Task to complete:
Keeping every line intact, print the records that follow.

Records provided:
========================================

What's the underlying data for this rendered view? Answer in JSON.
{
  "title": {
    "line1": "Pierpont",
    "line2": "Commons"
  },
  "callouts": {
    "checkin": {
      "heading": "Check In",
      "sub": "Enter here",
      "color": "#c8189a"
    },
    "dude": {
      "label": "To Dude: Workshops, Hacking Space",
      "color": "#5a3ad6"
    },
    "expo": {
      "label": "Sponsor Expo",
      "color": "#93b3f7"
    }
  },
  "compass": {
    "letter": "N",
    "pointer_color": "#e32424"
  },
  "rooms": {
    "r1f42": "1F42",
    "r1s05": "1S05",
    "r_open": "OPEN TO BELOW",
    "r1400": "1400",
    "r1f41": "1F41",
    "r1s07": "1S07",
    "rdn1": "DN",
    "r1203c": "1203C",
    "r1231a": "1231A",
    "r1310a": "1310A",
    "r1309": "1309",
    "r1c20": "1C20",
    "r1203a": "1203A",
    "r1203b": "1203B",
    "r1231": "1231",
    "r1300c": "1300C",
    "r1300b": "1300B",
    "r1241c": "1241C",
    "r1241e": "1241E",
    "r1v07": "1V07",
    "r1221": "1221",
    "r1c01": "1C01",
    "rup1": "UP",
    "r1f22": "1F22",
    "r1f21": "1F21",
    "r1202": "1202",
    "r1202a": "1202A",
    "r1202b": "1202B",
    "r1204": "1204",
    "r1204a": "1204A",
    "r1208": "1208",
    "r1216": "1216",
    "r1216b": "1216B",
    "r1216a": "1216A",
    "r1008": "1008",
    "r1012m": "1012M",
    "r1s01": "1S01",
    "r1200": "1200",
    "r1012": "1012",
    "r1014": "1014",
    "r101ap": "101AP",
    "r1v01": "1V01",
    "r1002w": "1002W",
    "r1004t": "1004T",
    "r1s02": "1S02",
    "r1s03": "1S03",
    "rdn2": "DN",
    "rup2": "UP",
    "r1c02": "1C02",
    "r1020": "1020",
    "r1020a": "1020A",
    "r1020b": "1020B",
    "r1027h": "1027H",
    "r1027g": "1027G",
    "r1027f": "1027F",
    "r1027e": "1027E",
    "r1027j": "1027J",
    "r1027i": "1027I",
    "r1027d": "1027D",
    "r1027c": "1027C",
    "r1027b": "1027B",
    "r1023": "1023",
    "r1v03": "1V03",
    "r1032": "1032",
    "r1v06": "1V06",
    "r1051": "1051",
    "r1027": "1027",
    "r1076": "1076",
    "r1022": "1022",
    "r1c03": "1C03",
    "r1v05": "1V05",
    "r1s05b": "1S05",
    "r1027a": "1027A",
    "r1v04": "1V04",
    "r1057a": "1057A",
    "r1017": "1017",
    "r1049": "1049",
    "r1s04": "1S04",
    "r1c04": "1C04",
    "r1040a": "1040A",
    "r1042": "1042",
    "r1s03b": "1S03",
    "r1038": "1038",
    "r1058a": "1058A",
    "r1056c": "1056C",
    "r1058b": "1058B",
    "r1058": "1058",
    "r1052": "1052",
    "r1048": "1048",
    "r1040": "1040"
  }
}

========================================

Reply to the exercise:
What's the underlying data for this rendered view? Answer in JSON.
{
  "title": {
    "line1": "Pierpont",
    "line2": "Commons"
  },
  "callouts": {
    "checkin": {
      "heading": "Check In",
      "sub": "Enter here",
      "color": "#c8189a"
    },
    "dude": {
      "label": "To Dude: Workshops, Hacking Space",
      "color": "#5a3ad6"
    },
    "expo": {
      "label": "Sponsor Expo",
      "color": "#93b3f7"
    }
  },
  "compass": {
    "letter": "N",
    "pointer_color": "#e32424"
  },
  "rooms": {
    "r1f42": "1F42",
    "r1s05": "1S05",
    "r_open": "OPEN TO BELOW",
    "r1400": "1400",
    "r1f41": "1F41",
    "r1s07": "1S07",
    "rdn1": "DN",
    "r1203c": "1203C",
    "r1231a": "1231A",
    "r1310a": "1310A",
    "r1309": "1309",
    "r1c20": "1C20",
    "r1203a": "1203A",
    "r1203b": "1203B",
    "r1231": "1231",
    "r1300c": "1300C",
    "r1300b": "1300B",
    "r1241c": "1241C",
    "r1241e": "1241E",
    "r1v07": "1V07",
    "r1221": "1221",
    "r1c01": "1C01",
    "rup1": "UP",
    "r1f22": "1F22",
    "r1f21": "1F21",
    "r1202": "1202",
    "r1202a": "1202A",
    "r1202b": "1202B",
    "r1204": "1204",
    "r1204a": "1204A",
    "r1208": "1208",
    "r1216": "1216",
    "r1216b": "1216B",
    "r1216a": "1216A",
    "r1008": "1008",
    "r1012m": "1012M",
    "r1s01": "1S01",
    "r1200": "1200",
    "r1012": "1012",
    "r1014": "1014",
    "r101ap": "101AP",
    "r1v01": "1V01",
    "r1002w": "1002W",
    "r1004t": "1004T",
    "r1s02": "1S02",
    "r1s03": "1S03",
    "rdn2": "DN",
    "rup2": "UP",
    "r1c02": "1C02",
    "r1020": "1020",
    "r1020a": "1020A",
    "r1020b": "1020B",
    "r1027h": "1027H",
    "r1027g": "1027G",
    "r1027f": "1027F",
    "r1027e": "1027E",
    "r1027j": "1027J",
    "r1027i": "1027I",
    "r1027d": "1027D",
    "r1027c": "1027C",
    "r1027b": "1027B",
    "r1023": "1023",
    "r1v03": "1V03",
    "r1032": "1032",
    "r1v06": "1V06",
    "r1051": "1051",
    "r1027": "1027",
    "r1076": "1076",
    "r1022": "1022",
    "r1c03": "1C03",
    "r1v05": "1V05",
    "r1s05b": "1S05",
    "r1027a": "1027A",
    "r1v04": "1V04",
    "r1057a": "1057A",
    "r1017": "1017",
    "r1049": "1049",
    "r1s04": "1S04",
    "r1c04": "1C04",
    "r1040a": "1040A",
    "r1042": "1042",
    "r1s03b": "1S03",
    "r1038": "1038",
    "r1058a": "1058A",
    "r1056c": "1056C",
    "r1058b": "1058B",
    "r1058": "1058",
    "r1052": "1052",
    "r1048": "1048",
    "r1040": "1040"
  }
}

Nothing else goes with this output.